This is an appallingly bad response from AT, especially as the section being talked about is a dead end. Just how much congestion is there on a road that AT’s stats say only carries about 2,500 vehicles per day (right at about the spot shown below).
San Francisco’s Market St goes car-free
San Francisco has removed cars from over 3km of Market St with Mayor London Breed writing:
If there was a street synonymous with San Francisco, it’s Market Street. It is the everyday backbone of the City, with hundreds of thousands of people traveling along it on foot, bike, bus, or streetcar. It’s where we gather to celebrate our victories and protest injustices.
When Market Street was constructed, there were just over 50,000 people living in the City. Today there are more than 800,000. As we continue to grow, we need Market Street to grow with us and meet the changing needs of a world-class city.
Starting today, over 2 miles of Market Street will become car-free, a historic milestone in the history of San Francisco and in the world-wide movement to create more spaces that are made for people.
More people move on Market Street than any other street in the City. It is past time to return this civic boulevard back to pedestrians, bicyclists, and transit riders to prioritize people first.
And it’s already having an impact.
Market St this morning pic.twitter.com/5z2GZI6P35
— Jeffrey Tumlin (@jeffreytumlin) January 29, 2020
Auckland is falling behind in this space. Despite overwhelming support for the idea of closing Queen St to cars, including unanimous support from councillors and the public, AT appear to be dragging their heels as it could easily have been done by now.
Mayor Phil Goff is missing in action on this and he needs to start pushing this through urgently.
While we’re on the topic of city mayor’s taking bold action, let’s also highlight Paris mayor Anne Hidalgo who in her re-election campaign has vowed to remove most on-street parking.
It has been revealed today that, to make space for cyclists, Paris mayor @Anne_Hidalgo will remove 72% of the French capital's on-street car parking spaces. 60,000 spaces to be eliminated.
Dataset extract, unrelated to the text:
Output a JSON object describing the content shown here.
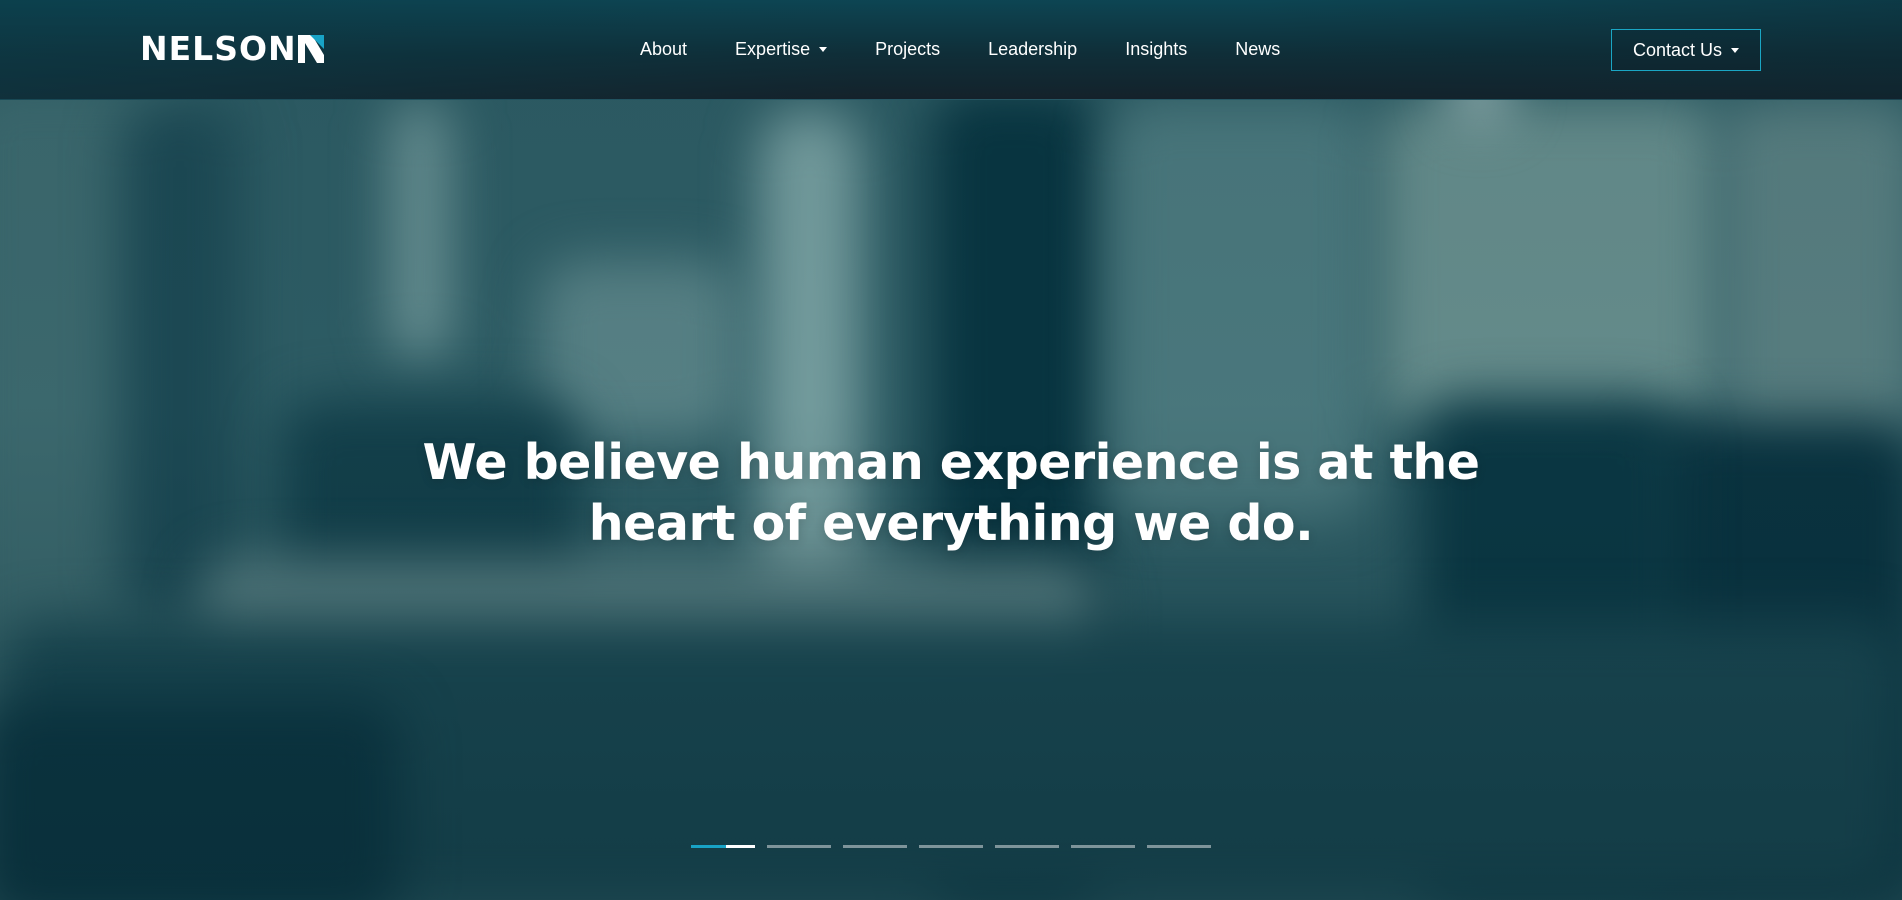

Updated article: https://t.co/mxcEknSIv4 pic.twitter.com/MnCn9Ys85U
— Carlton Reid (@carltonreid) January 29, 2020
As I highlighted a few weeks ago, Paris is seeing some significant changes as a result of her work and her work has shifted the Overton window in Paris.
Her competition has also bought into the program. According to CityMetric, “her vision of a greener Paris with fewer cars and more space allocated to pedestrians and cyclists has been accepted by all major contenders for the mayoralty.”
The massive Northern Corridor project, which includes extending the Northern Busway to Albany, is in full swing and the NZTA released this areal flyover of the progress from December.
Having been up that way recently, one thing I don’t thing is as noticeable is the scale of the busway structures. In some places it is elevated significantly above the adjacent motorway as it navigates the terrain in the area – which will be related to the busway being future-proofed for potential conversion to light rail. I also confess I still don’t get the point of the busway bridge across the motorway north of Albany which will result in buses doubling back. This will be particularly odd if we do put in that light rail conversion – are we going to have another Newmarket Western Line situation with train drivers changing ends?
And finally, a message from AT
Always wanted to commute by e-bike, but not sure how? Register now for a free guided return commute by e-bike, powered by Mercury. The rides start at 7:15am and arrive in the city at 8:30am.
— Auckland Transport (@AklTransport) January 29, 2020